__PROBLEM TO WORK ON__: Which lines of the entries below hold the word "JSON"? Report each of them.

Excerpts from an interface dataset:
_ _ _ _

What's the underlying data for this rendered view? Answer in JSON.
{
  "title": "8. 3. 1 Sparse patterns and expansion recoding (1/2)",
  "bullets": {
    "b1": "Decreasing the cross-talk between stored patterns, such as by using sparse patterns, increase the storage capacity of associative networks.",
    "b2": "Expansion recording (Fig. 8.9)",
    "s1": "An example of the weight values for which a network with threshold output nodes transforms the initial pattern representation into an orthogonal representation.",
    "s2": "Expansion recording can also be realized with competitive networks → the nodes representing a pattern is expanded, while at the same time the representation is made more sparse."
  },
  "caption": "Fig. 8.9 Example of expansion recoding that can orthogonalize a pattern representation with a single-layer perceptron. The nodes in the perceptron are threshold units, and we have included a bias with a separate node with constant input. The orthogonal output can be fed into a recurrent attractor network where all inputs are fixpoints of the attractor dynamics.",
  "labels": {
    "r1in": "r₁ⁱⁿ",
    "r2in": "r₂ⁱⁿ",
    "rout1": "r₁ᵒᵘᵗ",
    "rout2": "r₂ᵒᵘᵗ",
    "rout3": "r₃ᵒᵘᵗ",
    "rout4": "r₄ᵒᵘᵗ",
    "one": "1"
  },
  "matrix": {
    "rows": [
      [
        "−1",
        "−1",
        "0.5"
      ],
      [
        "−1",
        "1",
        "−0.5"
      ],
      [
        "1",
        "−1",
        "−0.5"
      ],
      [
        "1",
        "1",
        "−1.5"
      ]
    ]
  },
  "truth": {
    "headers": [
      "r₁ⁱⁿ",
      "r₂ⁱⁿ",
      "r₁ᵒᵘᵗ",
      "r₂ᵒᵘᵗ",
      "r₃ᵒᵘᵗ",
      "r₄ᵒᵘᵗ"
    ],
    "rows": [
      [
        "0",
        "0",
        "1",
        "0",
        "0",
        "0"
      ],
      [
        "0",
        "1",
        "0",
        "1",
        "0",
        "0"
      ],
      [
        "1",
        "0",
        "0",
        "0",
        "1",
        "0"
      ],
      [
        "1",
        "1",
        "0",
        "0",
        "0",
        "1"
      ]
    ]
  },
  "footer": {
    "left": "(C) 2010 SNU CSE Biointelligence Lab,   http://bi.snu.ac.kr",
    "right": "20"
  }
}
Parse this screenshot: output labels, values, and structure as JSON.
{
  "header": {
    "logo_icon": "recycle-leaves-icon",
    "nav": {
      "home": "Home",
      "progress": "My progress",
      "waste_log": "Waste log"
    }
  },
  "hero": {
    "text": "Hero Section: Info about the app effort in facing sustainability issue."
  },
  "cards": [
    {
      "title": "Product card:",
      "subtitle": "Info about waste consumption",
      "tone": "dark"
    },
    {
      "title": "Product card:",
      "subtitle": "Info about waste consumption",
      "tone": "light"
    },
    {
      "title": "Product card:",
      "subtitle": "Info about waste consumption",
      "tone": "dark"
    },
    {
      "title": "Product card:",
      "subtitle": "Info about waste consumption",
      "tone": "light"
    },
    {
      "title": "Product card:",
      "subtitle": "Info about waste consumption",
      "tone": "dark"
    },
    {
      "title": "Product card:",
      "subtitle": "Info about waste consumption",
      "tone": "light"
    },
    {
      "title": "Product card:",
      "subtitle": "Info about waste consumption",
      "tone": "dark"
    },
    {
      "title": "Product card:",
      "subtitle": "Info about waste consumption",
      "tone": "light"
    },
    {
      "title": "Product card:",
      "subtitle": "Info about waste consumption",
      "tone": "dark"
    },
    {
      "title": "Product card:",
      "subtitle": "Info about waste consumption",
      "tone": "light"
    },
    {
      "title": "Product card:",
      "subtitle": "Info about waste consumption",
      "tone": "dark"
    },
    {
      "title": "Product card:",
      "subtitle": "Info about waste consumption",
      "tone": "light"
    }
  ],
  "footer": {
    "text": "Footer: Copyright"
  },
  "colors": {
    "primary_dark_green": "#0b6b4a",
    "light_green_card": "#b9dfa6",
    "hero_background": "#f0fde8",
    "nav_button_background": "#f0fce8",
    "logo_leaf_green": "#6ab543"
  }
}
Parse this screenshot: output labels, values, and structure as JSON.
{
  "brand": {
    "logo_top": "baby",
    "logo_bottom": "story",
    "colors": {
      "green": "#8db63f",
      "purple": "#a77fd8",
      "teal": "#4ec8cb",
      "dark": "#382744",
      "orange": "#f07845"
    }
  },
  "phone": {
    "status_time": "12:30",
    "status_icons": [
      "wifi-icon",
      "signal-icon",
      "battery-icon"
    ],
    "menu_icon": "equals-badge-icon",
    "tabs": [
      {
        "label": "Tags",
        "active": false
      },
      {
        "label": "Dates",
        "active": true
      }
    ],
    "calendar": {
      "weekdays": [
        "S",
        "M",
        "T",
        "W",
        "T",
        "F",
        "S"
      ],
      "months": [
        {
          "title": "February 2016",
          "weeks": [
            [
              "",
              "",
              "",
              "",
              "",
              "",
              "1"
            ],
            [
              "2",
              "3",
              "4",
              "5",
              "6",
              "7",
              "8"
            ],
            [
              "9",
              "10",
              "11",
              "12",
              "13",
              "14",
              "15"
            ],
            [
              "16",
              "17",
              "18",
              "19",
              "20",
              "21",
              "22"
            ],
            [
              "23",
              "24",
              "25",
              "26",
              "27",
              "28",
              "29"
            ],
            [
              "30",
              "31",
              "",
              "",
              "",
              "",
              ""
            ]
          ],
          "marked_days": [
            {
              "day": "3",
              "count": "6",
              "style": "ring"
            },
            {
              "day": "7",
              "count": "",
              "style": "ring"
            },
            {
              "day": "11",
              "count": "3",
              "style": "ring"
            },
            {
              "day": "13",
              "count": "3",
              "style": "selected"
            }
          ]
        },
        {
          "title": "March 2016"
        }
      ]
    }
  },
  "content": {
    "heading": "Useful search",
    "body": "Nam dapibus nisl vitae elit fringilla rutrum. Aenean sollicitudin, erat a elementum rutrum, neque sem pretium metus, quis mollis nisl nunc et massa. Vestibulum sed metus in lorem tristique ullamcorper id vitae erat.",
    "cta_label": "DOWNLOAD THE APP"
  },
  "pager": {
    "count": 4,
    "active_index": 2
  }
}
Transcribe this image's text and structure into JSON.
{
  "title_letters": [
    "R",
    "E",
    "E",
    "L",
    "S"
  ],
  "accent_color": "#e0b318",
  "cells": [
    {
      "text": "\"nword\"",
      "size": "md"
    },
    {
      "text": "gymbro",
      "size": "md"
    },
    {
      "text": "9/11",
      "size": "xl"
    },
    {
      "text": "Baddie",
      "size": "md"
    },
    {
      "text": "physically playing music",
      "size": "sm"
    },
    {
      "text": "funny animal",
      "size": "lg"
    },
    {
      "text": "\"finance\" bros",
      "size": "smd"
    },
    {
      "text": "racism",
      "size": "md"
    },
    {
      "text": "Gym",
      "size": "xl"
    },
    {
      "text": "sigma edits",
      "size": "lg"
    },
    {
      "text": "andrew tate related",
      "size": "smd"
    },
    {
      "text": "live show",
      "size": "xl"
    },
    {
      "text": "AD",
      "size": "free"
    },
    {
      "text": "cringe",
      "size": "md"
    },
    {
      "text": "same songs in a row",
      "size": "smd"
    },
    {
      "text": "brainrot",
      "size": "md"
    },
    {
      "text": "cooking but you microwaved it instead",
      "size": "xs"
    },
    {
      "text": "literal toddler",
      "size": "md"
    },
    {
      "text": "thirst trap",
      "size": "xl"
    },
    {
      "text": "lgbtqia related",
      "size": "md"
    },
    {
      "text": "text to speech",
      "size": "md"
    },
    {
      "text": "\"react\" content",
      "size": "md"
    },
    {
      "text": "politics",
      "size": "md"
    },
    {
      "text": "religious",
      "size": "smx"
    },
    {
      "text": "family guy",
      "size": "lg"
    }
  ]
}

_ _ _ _

__TASK SOLUTION__:
What's the underlying data for this rendered view? Answer in JSON.
Parse this screenshot: output labels, values, and structure as JSON.
Parse this screenshot: output labels, values, and structure as JSON.
Transcribe this image's text and structure into JSON.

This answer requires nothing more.